» PROBLEM STATEMENT: Copy every line of the records below that holds the word "JSON".

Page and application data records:
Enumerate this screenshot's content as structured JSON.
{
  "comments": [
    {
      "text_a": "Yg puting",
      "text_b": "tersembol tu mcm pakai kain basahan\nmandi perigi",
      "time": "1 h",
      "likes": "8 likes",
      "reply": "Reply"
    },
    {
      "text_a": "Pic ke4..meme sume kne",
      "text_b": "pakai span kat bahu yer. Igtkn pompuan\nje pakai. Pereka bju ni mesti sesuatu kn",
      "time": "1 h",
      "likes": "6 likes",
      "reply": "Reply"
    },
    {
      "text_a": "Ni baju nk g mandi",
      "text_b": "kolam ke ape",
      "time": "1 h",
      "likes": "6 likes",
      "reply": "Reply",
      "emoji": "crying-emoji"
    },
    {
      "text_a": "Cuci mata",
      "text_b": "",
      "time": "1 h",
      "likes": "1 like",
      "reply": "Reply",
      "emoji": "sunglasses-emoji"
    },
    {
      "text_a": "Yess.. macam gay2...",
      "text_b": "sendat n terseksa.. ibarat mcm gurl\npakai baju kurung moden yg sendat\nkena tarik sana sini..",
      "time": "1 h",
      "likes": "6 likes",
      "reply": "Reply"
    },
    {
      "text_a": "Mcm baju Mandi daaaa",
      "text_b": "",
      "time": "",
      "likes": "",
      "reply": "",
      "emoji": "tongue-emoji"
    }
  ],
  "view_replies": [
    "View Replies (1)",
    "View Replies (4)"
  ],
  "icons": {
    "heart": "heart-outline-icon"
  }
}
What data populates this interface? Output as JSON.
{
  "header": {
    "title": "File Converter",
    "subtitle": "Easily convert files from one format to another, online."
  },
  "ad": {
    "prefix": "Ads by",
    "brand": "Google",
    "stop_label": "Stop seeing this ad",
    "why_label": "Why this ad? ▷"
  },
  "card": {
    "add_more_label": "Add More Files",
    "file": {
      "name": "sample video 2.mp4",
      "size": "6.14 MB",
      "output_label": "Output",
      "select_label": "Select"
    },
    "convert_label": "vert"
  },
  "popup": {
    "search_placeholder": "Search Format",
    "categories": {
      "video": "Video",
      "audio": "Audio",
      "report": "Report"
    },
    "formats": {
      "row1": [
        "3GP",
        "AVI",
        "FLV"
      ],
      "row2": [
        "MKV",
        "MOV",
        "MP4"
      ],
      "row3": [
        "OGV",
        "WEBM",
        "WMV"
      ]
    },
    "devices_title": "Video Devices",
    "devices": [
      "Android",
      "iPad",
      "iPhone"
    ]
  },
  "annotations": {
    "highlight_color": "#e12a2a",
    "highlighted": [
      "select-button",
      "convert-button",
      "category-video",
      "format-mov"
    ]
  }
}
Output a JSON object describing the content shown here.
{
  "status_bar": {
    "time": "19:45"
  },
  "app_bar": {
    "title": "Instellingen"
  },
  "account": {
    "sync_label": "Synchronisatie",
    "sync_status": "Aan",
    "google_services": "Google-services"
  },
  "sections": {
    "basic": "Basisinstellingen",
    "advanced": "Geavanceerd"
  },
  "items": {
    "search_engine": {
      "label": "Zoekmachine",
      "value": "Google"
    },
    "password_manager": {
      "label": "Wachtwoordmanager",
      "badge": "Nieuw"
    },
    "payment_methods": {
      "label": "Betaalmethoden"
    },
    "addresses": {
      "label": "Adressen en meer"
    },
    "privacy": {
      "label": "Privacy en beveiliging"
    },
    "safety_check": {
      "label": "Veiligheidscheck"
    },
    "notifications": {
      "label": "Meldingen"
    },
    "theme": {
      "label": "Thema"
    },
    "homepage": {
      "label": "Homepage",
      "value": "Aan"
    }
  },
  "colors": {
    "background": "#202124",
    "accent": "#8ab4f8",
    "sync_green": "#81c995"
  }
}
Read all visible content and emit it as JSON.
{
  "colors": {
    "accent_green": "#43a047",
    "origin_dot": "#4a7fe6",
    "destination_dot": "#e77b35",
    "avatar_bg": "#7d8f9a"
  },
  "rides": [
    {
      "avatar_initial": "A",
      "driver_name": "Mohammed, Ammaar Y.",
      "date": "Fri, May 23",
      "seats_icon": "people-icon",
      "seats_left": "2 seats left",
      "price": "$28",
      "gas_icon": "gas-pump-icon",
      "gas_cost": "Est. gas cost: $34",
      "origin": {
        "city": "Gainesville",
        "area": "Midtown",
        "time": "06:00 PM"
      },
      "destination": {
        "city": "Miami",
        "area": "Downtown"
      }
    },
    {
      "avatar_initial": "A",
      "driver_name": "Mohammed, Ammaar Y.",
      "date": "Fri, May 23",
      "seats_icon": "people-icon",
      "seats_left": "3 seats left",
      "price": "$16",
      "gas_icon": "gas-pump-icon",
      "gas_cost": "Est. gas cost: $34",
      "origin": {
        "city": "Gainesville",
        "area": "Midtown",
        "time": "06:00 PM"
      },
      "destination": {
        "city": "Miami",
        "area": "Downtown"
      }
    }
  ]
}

» RESULT:
Enumerate this screenshot's content as structured JSON.
What data populates this interface? Output as JSON.
Output a JSON object describing the content shown here.
Read all visible content and emit it as JSON.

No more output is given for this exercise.